Pronunciation

/ɪˈnɛpt/

Definitions and examples

adjective

Having or showing no skill; clumsy.
  1. 'He is socially inept, he has no personal life, yet he tries to help damaged minds.'
  2. 'Now inept council staff and councillors are to waste public money on proposals which do not address the situation.'
  3. 'This is the second year we have been disenfranchised by this inept system and incompetence behind its planning.'
  4. 'He has clearly lost the plot and is proving to be both inept and devoid of morality himself.'
  5. 'He did not let the army tackle the situation, leaving it to the inept and communal police force.'
  6. 'Apparently she was enraged by the inept actions of the person ahead of her at the drive-in ATM.'
  7. 'He made her feel so silly, so inadequate, so inept at being his secretary.'
  8. 'He visits his old office, tries to help out, but feels like he left the work in inept hands.'
  9. 'Most people couldn't afford, or felt too socially inept, to go and watch plays.'
  10. 'Consecutive governments have insisted on a completely inept policy of open immigration.'

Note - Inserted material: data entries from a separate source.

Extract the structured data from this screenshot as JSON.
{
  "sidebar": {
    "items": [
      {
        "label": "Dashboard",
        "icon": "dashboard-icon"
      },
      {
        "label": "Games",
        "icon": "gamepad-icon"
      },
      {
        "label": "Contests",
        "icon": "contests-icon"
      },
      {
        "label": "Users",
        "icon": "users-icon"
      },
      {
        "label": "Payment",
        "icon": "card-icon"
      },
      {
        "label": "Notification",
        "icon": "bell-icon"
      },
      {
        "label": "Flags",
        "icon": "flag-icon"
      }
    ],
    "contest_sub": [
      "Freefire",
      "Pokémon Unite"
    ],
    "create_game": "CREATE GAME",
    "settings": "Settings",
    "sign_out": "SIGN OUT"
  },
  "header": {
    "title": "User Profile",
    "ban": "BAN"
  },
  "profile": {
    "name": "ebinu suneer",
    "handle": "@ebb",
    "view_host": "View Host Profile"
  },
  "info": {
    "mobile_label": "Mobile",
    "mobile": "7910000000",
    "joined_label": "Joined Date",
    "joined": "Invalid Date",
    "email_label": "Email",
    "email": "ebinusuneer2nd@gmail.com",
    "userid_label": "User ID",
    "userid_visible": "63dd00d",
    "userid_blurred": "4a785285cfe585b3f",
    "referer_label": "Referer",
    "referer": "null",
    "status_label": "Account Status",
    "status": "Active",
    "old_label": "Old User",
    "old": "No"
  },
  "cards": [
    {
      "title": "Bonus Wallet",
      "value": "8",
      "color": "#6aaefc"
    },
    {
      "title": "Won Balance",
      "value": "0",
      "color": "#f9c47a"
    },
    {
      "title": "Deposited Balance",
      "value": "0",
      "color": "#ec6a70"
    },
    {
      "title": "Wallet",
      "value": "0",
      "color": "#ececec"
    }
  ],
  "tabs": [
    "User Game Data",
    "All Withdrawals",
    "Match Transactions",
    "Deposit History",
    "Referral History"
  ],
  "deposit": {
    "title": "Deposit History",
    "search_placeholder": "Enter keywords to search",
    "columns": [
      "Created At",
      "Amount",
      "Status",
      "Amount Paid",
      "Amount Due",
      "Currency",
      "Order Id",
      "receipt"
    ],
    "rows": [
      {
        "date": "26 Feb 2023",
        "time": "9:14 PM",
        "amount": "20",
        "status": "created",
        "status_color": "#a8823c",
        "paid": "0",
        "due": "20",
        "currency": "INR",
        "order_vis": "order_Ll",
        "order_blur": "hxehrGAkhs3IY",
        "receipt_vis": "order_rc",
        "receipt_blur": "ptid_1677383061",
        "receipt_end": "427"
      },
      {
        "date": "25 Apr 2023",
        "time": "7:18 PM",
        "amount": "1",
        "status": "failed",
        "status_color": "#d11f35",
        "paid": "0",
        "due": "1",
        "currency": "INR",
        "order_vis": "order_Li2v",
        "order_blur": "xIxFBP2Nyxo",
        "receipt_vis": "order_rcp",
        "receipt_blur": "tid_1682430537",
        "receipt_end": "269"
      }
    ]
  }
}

Definitions

1. without skill or aptitude for a particular task or assignment; maladroit: He is inept at mechanical tasks. She is inept at dealing with people.

2. generally awkward or clumsy; haplessly incompetent.

3. inappropriate; unsuitable; out of place.

4. absurd or foolish: an inept remark.

More examples(as adjective)

"governments can be inept in responses."

"people can be inept by things."

"people can be inept at games."

"governments can be inept at things."

"dobieses can be inept at tasks."

More examples++

Origin

Mid 16th century (in the sense ‘not apt, unsuitable’): from Latin ineptus, from in- ‘not’ + aptus (see apt).